**WHAT YOU SHOULD DO**
Check each line of the entries for "PDFs" and report the ones that have it.

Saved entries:
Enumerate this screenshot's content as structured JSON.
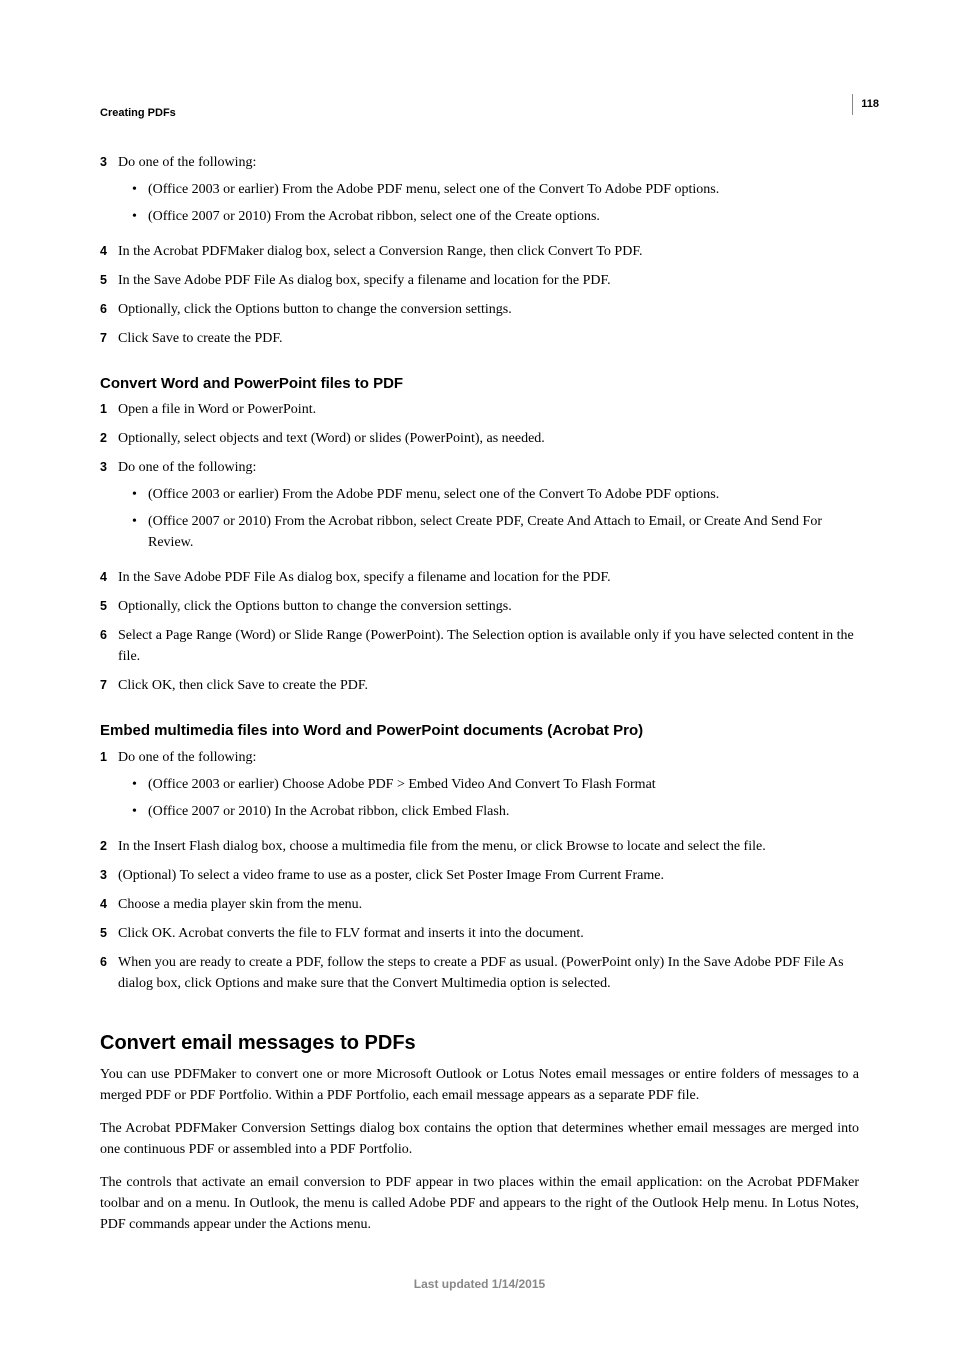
{
  "page_number": "118",
  "header": "Creating PDFs",
  "s1": {
    "i3": {
      "n": "3",
      "t": "Do one of the following:"
    },
    "i3a": "(Office 2003 or earlier) From the Adobe PDF menu, select one of the Convert To Adobe PDF options.",
    "i3b": "(Office 2007 or 2010) From the Acrobat ribbon, select one of the Create options.",
    "i4": {
      "n": "4",
      "t": "In the Acrobat PDFMaker dialog box, select a Conversion Range, then click Convert To PDF."
    },
    "i5": {
      "n": "5",
      "t": "In the Save Adobe PDF File As dialog box, specify a filename and location for the PDF."
    },
    "i6": {
      "n": "6",
      "t": "Optionally, click the Options button to change the conversion settings."
    },
    "i7": {
      "n": "7",
      "t": "Click Save to create the PDF."
    }
  },
  "h2a": "Convert Word and PowerPoint files to PDF",
  "s2": {
    "i1": {
      "n": "1",
      "t": "Open a file in Word or PowerPoint."
    },
    "i2": {
      "n": "2",
      "t": "Optionally, select objects and text (Word) or slides (PowerPoint), as needed."
    },
    "i3": {
      "n": "3",
      "t": "Do one of the following:"
    },
    "i3a": "(Office 2003 or earlier) From the Adobe PDF menu, select one of the Convert To Adobe PDF options.",
    "i3b": "(Office 2007 or 2010) From the Acrobat ribbon, select Create PDF, Create And Attach to Email, or Create And Send For Review.",
    "i4": {
      "n": "4",
      "t": "In the Save Adobe PDF File As dialog box, specify a filename and location for the PDF."
    },
    "i5": {
      "n": "5",
      "t": "Optionally, click the Options button to change the conversion settings."
    },
    "i6": {
      "n": "6",
      "t": "Select a Page Range (Word) or Slide Range (PowerPoint). The Selection option is available only if you have selected content in the file."
    },
    "i7": {
      "n": "7",
      "t": "Click OK, then click Save to create the PDF."
    }
  },
  "h2b": "Embed multimedia files into Word and PowerPoint documents (Acrobat Pro)",
  "s3": {
    "i1": {
      "n": "1",
      "t": "Do one of the following:"
    },
    "i1a": "(Office 2003 or earlier) Choose Adobe PDF > Embed Video And Convert To Flash Format",
    "i1b": "(Office 2007 or 2010) In the Acrobat ribbon, click Embed Flash.",
    "i2": {
      "n": "2",
      "t": "In the Insert Flash dialog box, choose a multimedia file from the menu, or click Browse to locate and select the file."
    },
    "i3": {
      "n": "3",
      "t": "(Optional) To select a video frame to use as a poster, click Set Poster Image From Current Frame."
    },
    "i4": {
      "n": "4",
      "t": "Choose a media player skin from the menu."
    },
    "i5": {
      "n": "5",
      "t": "Click OK. Acrobat converts the file to FLV format and inserts it into the document."
    },
    "i6": {
      "n": "6",
      "t": "When you are ready to create a PDF, follow the steps to create a PDF as usual. (PowerPoint only) In the Save Adobe PDF File As dialog box, click Options and make sure that the Convert Multimedia option is selected."
    }
  },
  "h1": "Convert email messages to PDFs",
  "p1": "You can use PDFMaker to convert one or more Microsoft Outlook or Lotus Notes email messages or entire folders of messages to a merged PDF or PDF Portfolio. Within a PDF Portfolio, each email message appears as a separate PDF file.",
  "p2": "The Acrobat PDFMaker Conversion Settings dialog box contains the option that determines whether email messages are merged into one continuous PDF or assembled into a PDF Portfolio.",
  "p3": "The controls that activate an email conversion to PDF appear in two places within the email application: on the Acrobat PDFMaker toolbar and on a menu. In Outlook, the menu is called Adobe PDF and appears to the right of the Outlook Help menu. In Lotus Notes, PDF commands appear under the Actions menu.",
  "footer": "Last updated 1/14/2015"
}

**ANSWER TO THIS EXERCISE**
  "header": "Creating PDFs",
  "h1": "Convert email messages to PDFs",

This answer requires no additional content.